Another point worth mentioning is that pain, both physical and emotional are still messages to our brain. Even emotional pain is a signal that something is not working properly. If you’ve known anyone who has suffered from depression, you can see that they are not operating at their optimal potential. Depression and Anxiety disorders are real issues that should not be ignored or taken lightly. Rarely do you see someone living in depression mode 100% of the time. Even though it may be subtle, they come in and out out of their down funk. And through this emotional roller coaster, it could be difficult to identify when they are functioning at their optimal level.
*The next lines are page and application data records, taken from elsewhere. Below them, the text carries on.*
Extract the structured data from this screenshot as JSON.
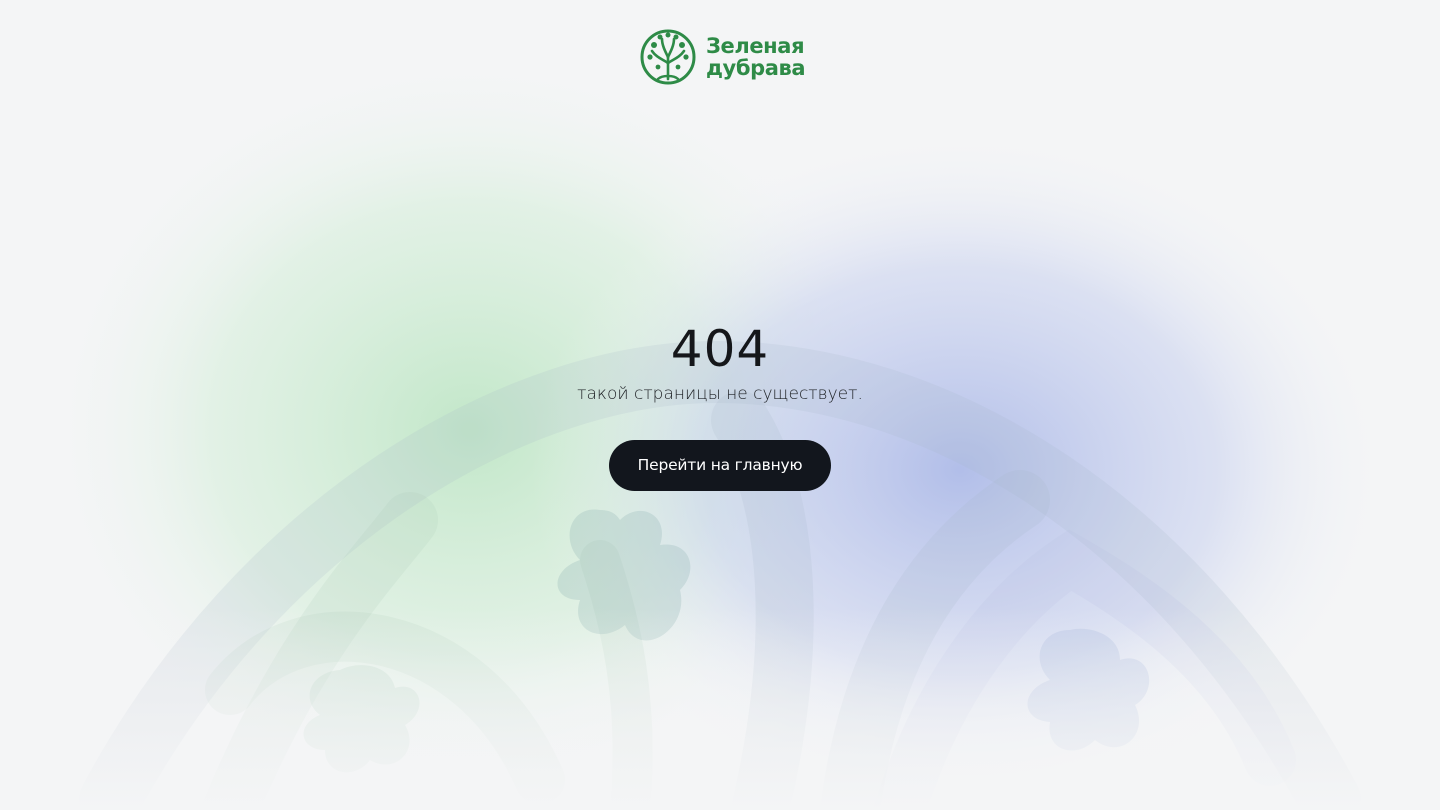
{
  "header": {
    "logo_line1": "Зеленая",
    "logo_line2": "дубрава",
    "logo_icon": "oak-tree-icon",
    "brand_color": "#2e8b47"
  },
  "error": {
    "code": "404",
    "message": "такой страницы не существует.",
    "home_button_label": "Перейти на главную"
  },
  "colors": {
    "background": "#f4f5f6",
    "text": "#15171a",
    "button_bg": "#12161d",
    "button_text": "#ffffff",
    "glow_green": "#bfe6c6",
    "glow_blue": "#a8b6e6"
  }
}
Physical pain and chronic pain can be very similar. When you have an injury or faced with a diagnosis, something is standing in your way of functioning optimally. It could be walking or laying down or just a dull, annoying ache that’s constantly reminding you of the event you endured. I have seen many people experience pain in many different ways. I have heard people say, “I have a high pain tolerance.” I have heard people say they don’t feel anything when my trained hands & feet feel a major disruption in their musculature! (which is truly remarkable and inspires me everyday) I have seen people who have had injuries over 25 years old that still affect them to the present day. One thing that I have found in my experience with working with people in pain, is that the ones who suffer, identify with their pain. “Hi, I’m Bob and I have chronic right shoulder pain that keeps me from throwing a football with my son.” This disfunction has become a part of who they are and their everyday. I feel it’s important to mention, that by no means is their experience not serious or important. It’s definitely important to them (and me) because it inhibits their ability to live freely.
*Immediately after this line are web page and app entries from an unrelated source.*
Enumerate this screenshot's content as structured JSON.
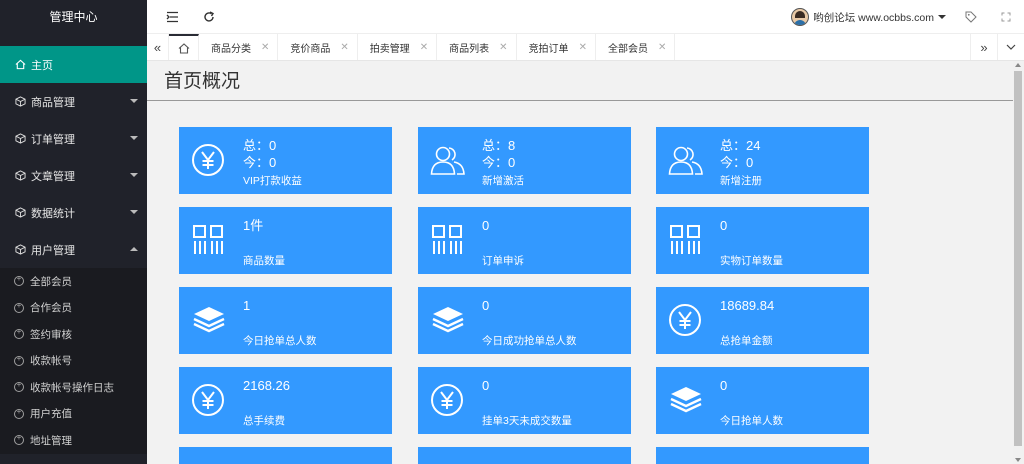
{
  "sidebar": {
    "logo": "管理中心",
    "menu": [
      {
        "label": "主页",
        "icon": "home-icon"
      },
      {
        "label": "商品管理",
        "icon": "cube-icon"
      },
      {
        "label": "订单管理",
        "icon": "cube-icon"
      },
      {
        "label": "文章管理",
        "icon": "cube-icon"
      },
      {
        "label": "数据统计",
        "icon": "cube-icon"
      },
      {
        "label": "用户管理",
        "icon": "cube-icon"
      }
    ],
    "submenu": [
      "全部会员",
      "合作会员",
      "签约审核",
      "收款帐号",
      "收款帐号操作日志",
      "用户充值",
      "地址管理"
    ]
  },
  "header": {
    "menu_icon": "indent-icon",
    "refresh_icon": "refresh-icon",
    "user": "哟创论坛 www.ocbbs.com",
    "tag_icon": "tag-icon",
    "fullscreen_icon": "fullscreen-icon"
  },
  "tabs": [
    "商品分类",
    "竞价商品",
    "拍卖管理",
    "商品列表",
    "竞拍订单",
    "全部会员"
  ],
  "page_title": "首页概况",
  "cards": [
    {
      "icon": "yuan-icon",
      "line1": "总：0",
      "line2": "今：0",
      "label": "VIP打款收益"
    },
    {
      "icon": "users-icon",
      "line1": "总：8",
      "line2": "今：0",
      "label": "新增激活"
    },
    {
      "icon": "users-icon",
      "line1": "总：24",
      "line2": "今：0",
      "label": "新增注册"
    },
    {
      "icon": "barcode-icon",
      "line1": "1件",
      "line2": "",
      "label": "商品数量"
    },
    {
      "icon": "barcode-icon",
      "line1": "0",
      "line2": "",
      "label": "订单申诉"
    },
    {
      "icon": "barcode-icon",
      "line1": "0",
      "line2": "",
      "label": "实物订单数量"
    },
    {
      "icon": "layers-icon",
      "line1": "1",
      "line2": "",
      "label": "今日抢单总人数"
    },
    {
      "icon": "layers-icon",
      "line1": "0",
      "line2": "",
      "label": "今日成功抢单总人数"
    },
    {
      "icon": "yuan-icon",
      "line1": "18689.84",
      "line2": "",
      "label": "总抢单金额"
    },
    {
      "icon": "yuan-icon",
      "line1": "2168.26",
      "line2": "",
      "label": "总手续费"
    },
    {
      "icon": "yuan-icon",
      "line1": "0",
      "line2": "",
      "label": "挂单3天未成交数量"
    },
    {
      "icon": "layers-icon",
      "line1": "0",
      "line2": "",
      "label": "今日抢单人数"
    }
  ],
  "colors": {
    "sidebar": "#20222a",
    "active": "#009688",
    "card": "#3399ff"
  }
}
What can you do about pain?
- Explore your options. Really, explore your options with an open and accepting mind! Do your best to throw out what you used to know or what you think you know and see each new approach as potentially the missing link. Also, don’t be stupid about this, be educated and do your research before dismissing what your doctor suggests. (And, I’m not suggesting you should not listen to your doctor!)
- Understand and realize you have choices and they are yours and no one else’s to make. Each of us have the responsibility to be in charge of our own health. It is up to you to ask questions and understand what you’re experiencing and the choices you have.
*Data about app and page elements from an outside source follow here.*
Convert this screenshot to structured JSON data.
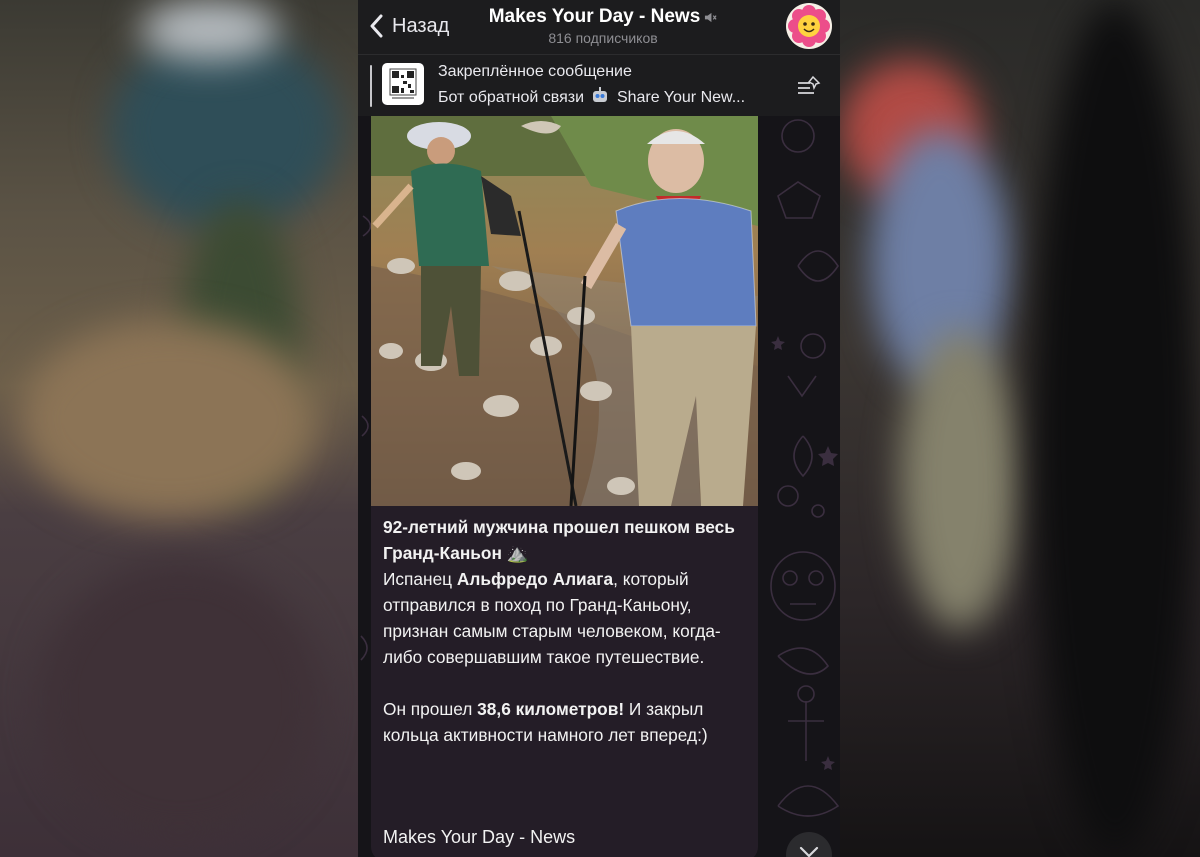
{
  "header": {
    "back_label": "Назад",
    "channel_title": "Makes Your Day - News",
    "subscribers": "816 подписчиков"
  },
  "pinned": {
    "title": "Закреплённое сообщение",
    "text_before": "Бот обратной связи",
    "text_after": "Share Your New..."
  },
  "post": {
    "headline": "92-летний мужчина прошел пешком весь Гранд-Каньон",
    "headline_emoji": "⛰️",
    "p1_before": "Испанец",
    "p1_bold": "Альфредо Алиага",
    "p1_after": ", который отправился в поход по Гранд-Каньону, признан самым старым человеком, когда-либо совершавшим такое путешествие.",
    "p2_before": "Он прошел",
    "p2_bold": "38,6 километров!",
    "p2_after": "И закрыл кольца активности намного лет вперед:)",
    "channel_signature": "Makes Your Day - News"
  },
  "colors": {
    "header_bg": "#1c1c1e",
    "bubble_bg": "#241d27",
    "chat_bg": "#151418",
    "muted_text": "#8e8e93"
  }
}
- Embrace and focus on the good parts of your life. Yes, your left knee might give you fits but let’s make sure you’re taking care of your right knee, too!
To conclude, pain is a part of life. It’s all about how you handle it to determine your experience with it. Balance is the key and if you can find the joy in between the moments of pain, you are on the right track.
Nikki and I are here to help you find the joy and relief you are seeking. We look forward to seeing your strides in finding your balance and more joy!
To Health and Experiencing Joy Each Day,
Disclaimer: This is what I’ve seen in my experience with my clients. This is by no means a replacement to what your doctor suggests. Massage therapy can be a supplemental way to manage pain but should not be a replacement for prescribed pain management.